American Indians and Alaska Natives make up nearly 45 percent of the population in Martin, according to the U.S. Census Bureau. The city is located next to the Pine Ridge Reservation and the Rosebud Sioux Reservation.

Despite the high percentage of Native Americans, only two Indian-preferred candidates have been elected in over two decades. That record prompted Pearl Cottier and Rebecca Three Stars, both members of the Oglala Sioux Tribe, to file a lawsuit against the city, arguing that the voting system dilutes the voting power of Native Americans.

A federal judge dismissed the suit in March 2005, ruling that the tribal members failed to show that city's redistricting plan violated the Voting Rights Act. But the 8th Circuit Court of Appeals on Friday disagreed and sent the case back for further review.

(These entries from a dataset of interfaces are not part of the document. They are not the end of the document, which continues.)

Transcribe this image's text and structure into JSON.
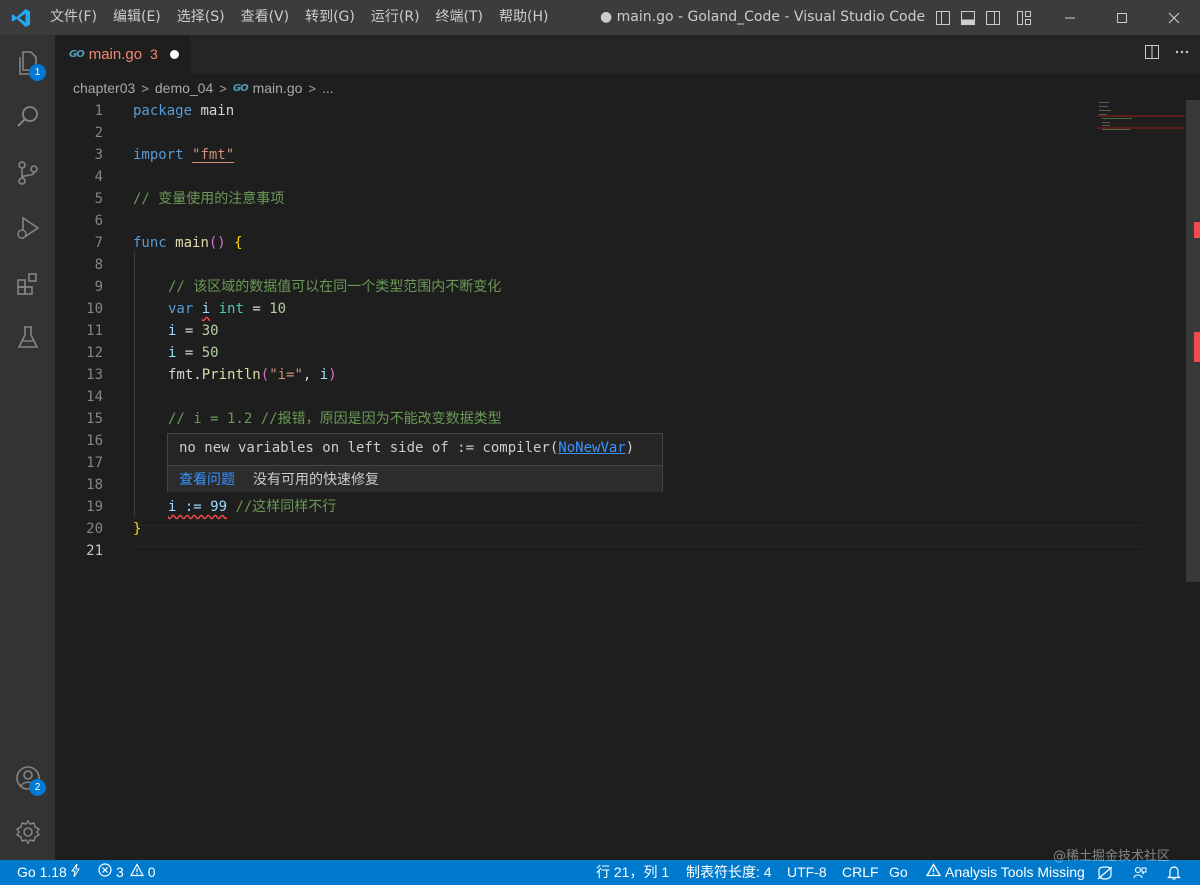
{
  "menubar": {
    "items": [
      "文件(F)",
      "编辑(E)",
      "选择(S)",
      "查看(V)",
      "转到(G)",
      "运行(R)",
      "终端(T)",
      "帮助(H)"
    ]
  },
  "window": {
    "title": "● main.go - Goland_Code - Visual Studio Code [管理..."
  },
  "activity": {
    "explorer_badge": "1",
    "accounts_badge": "2"
  },
  "tab": {
    "label": "main.go",
    "problem_count": "3",
    "file_icon_text": "GO"
  },
  "breadcrumb": {
    "items": [
      "chapter03",
      "demo_04",
      "main.go",
      "..."
    ]
  },
  "editor": {
    "line_numbers": [
      "1",
      "2",
      "3",
      "4",
      "5",
      "6",
      "7",
      "8",
      "9",
      "10",
      "11",
      "12",
      "13",
      "14",
      "15",
      "16",
      "17",
      "18",
      "19",
      "20",
      "21"
    ],
    "active_line": "21",
    "code": {
      "l1_kw": "package",
      "l1_name": "main",
      "l3_kw": "import",
      "l3_str": "\"fmt\"",
      "l5_comment": "// 变量使用的注意事项",
      "l7_kw": "func",
      "l7_fn": "main",
      "l7_rest": "()",
      "l7_brace": "{",
      "l9_comment": "// 该区域的数据值可以在同一个类型范围内不断变化",
      "l10_kw": "var",
      "l10_var": "i",
      "l10_type": "int",
      "l10_rest": " = ",
      "l10_num": "10",
      "l11_var": "i",
      "l11_rest": " = ",
      "l11_num": "30",
      "l12_var": "i",
      "l12_rest": " = ",
      "l12_num": "50",
      "l13_pkg": "fmt",
      "l13_fn": "Println",
      "l13_open": "(",
      "l13_str": "\"i=\"",
      "l13_sep": ", ",
      "l13_var": "i",
      "l13_close": ")",
      "l15_comment": "// i = 1.2 //报错，原因是因为不能改变数据类型",
      "l19_stmt": "i := 99",
      "l19_comment": "//这样同样不行",
      "l20_brace": "}"
    }
  },
  "hover": {
    "message_prefix": "no new variables on left side of := compiler(",
    "message_code": "NoNewVar",
    "message_suffix": ")",
    "view_problem": "查看问题",
    "no_quick_fix": "没有可用的快速修复"
  },
  "statusbar": {
    "go_version": "Go 1.18",
    "errors": "3",
    "warnings": "0",
    "cursor_position": "行 21，列 1",
    "tab_size": "制表符长度: 4",
    "encoding": "UTF-8",
    "eol": "CRLF",
    "language": "Go",
    "analysis_warning": "Analysis Tools Missing"
  },
  "watermark": "@稀土掘金技术社区",
  "colors": {
    "statusbar": "#007acc",
    "titlebar": "#3c3c3c",
    "activitybar": "#333333",
    "editor_bg": "#1e1e1e",
    "error": "#f14c4c",
    "keyword": "#569cd6",
    "comment": "#6a9955",
    "string": "#ce9178"
  },
  "icons": [
    "vscode-logo-icon",
    "explorer-icon",
    "search-icon",
    "source-control-icon",
    "run-debug-icon",
    "extensions-icon",
    "testing-icon",
    "accounts-icon",
    "settings-gear-icon",
    "split-editor-icon",
    "more-actions-icon",
    "minimize-icon",
    "maximize-icon",
    "close-icon",
    "error-icon",
    "warning-icon",
    "feedback-icon",
    "notifications-icon"
  ]
}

"If the district court then finds in favor of the plaintiffs, it shall develop a plan under which Native Americans will have a reasonable opportunity to elect an Indian-preferred candidate," Judge Gerald W. Heaney wrote for the 2-1 majority.

Should Cottier and Three Stars prevail, Native voters could make history by electing their first preferred candidate. In court, the plaintiffs provided alternatives to the city's redistricting plan to draw at least one majority-Indian district.

Evidence introduced in court also showed that Native voters typically vote in a block. But due to the way the city's three wards are drawn, the white majority always prevailed, the 8th Circuit majority said on Friday.

"The record clearly reflects that in 2002, the Indian-preferred candidates for alderman in each of the three wards lost," the 8th Circuit observed. "In 2003, the Indian-preferred candidates for alderman in Wards I and III lost. And in 2004, the Indian-preferred candidates for alderman in each of the wards lost."

"Because Native Americans and whites make up more than 99% of Martin's population, the only conclusion available is that whites voted as a bloc to defeat the Indian-preferred candidates," the decision stated.

One member of the 8th Circuit, however, disagreed with the majority's ruling. Judge Steven M. Colloton, an appointee of President Bush, said Cottier and Three Stars failed to provide evidence that their voting rights were violated.

Due to the split, a rehearing before the 8th Circuit is possible. But for now, the American Civil Rights Liberties Union, which filed the case on behalf of the tribal members, declared victory.

"I am pleased that the Eighth Circuit recognized their right to finally have a say in how their town is run," said Jennifer Ring, the executive director of the ACLU of the Dakotas, "Nothing beats an actual seat at the table."

The ACLU has filed a string of voting rights and discrimination lawsuits in South Dakota on behalf of tribal members. In nearly every single case, the Indian plaintiffs have prevailed in court or reached a favorable out-of-court settlement.

Nationwide, Native voters in South Dakota have gained attention for their ability to sway key elections. In 2002 and 2004, Native Americans helped Sen. Tim Johnson (D) and Rep. Stephanie Herseth (D) win their seats.

Court Decision:
Pearl Cottier v. Martin (May 5, 2006)

Case Documents:
Pearl Cottier v. City of Martin (8th Circuit Court of Appeals)

Relevant Links:
American Civil Liberties Union of the Dakotas -